Absolutely. Compare the post-communist statesmen of Eastern Europe (Czech republic, Latvia, Estonia, Poland) to the cringe inducing Chirac, Blair, Shroeder or Berlusconi. Sometimes, Rumsfeld's famous Old Europe crack has more substance than given credit for.

Monday, March 06, 2006

Cultural marxism, star power and narcissism

Kim du Toit has made a good point about the modern status of actors :
From the Middle Ages right up until the 20th century, actors were regarded as scum by the general populace. An “actress” was a synonym for “prostitute” because, then as now, so many of them were. And since then both actors and actresses have seldom failed to live up to their dreary reputations, having the morals of stoats and the sexual proclivities likewise.

It’s a besetting fault of ours, thinking that because people have a skill in one arena (sport, acting, whatever) that we should give them a respectful hearing when they utter some vacuous statement, simply because they’re wearing a Super Bowl ring or won the Academy Award ten years ago. But it doesn’t look like this nonsense is going to end very soon, and more’s the pity.
Who played Hamlet in the opening performance of "Hamlet" by Sheakespeare? The correct answer is "who cares?". The genius was in the timeless play, not the prancing fool performing.
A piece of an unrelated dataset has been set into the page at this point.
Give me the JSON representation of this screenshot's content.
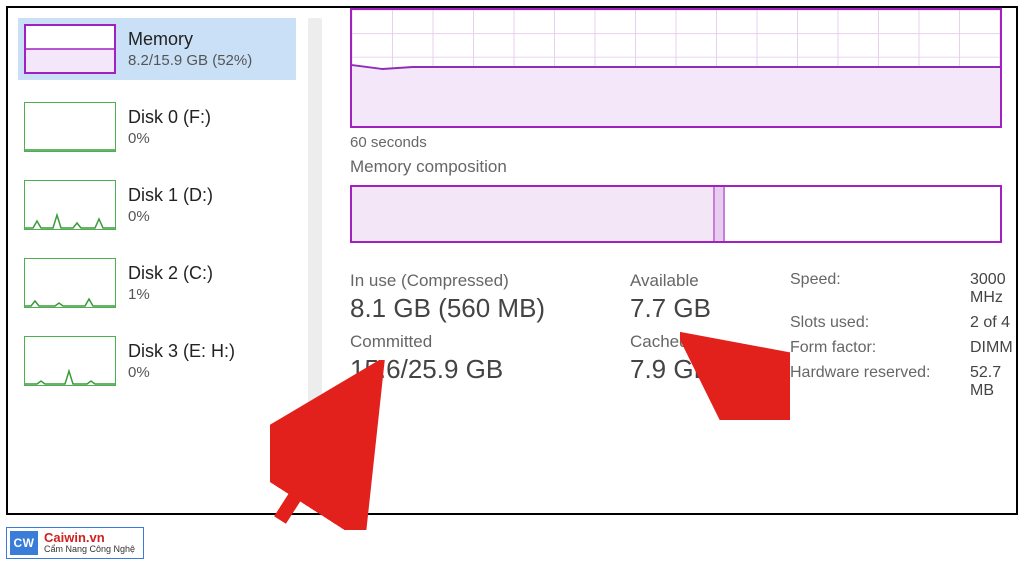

Today? The unfortunate side effect of the modern media (and particularly television) is that is has raised actors to be "stars". The scripts of Hollywood movies typically suck, and how many script writers are known to the general public? Cinematographers? Editors? Nope, its the actors that get the billing, and the producers that make a killing.

The deleterious effetcs of the modern media (TV particularly) in producing "stars" is ruinous. Sports stars, rock stars, movie stars. The growth of the modern media in the US, unfortunately coinciding with the importation of cultural marxism theory, has gut-shot western culture by producing a generation more influenced by vacuous stars than by the classics, philosophers and leaders that produced that civilization. And as Kim notes, actors are basically scum.

The condition of stars in one word ? How about narcissism?

Shinkwrapped and has a fascinating series on the disease of narcissism in western society, and its links to political correctness, as has Dr Sanity in NARCISSISM AND SOCIETY.

The media makes stars of actors and musicians, giving them far far far more influence and exposure than their limited intellects and talents deserve. These are often narcissists who are natural suckers for political correctness / cultural marxism. The media relentlessly pumps the effeminate attitudes of morons into western society, (particularly children!). The emasculated TV generation in the West now elects actors instead of leaders, and is now in real danger of dissapearing up its own ego.

Saturday, March 04, 2006


I saw this on No Pasaran and couldn't stop laughing. Offensive as hell, but manages to say some of the things we think but only dare say when smashed. Enjoy.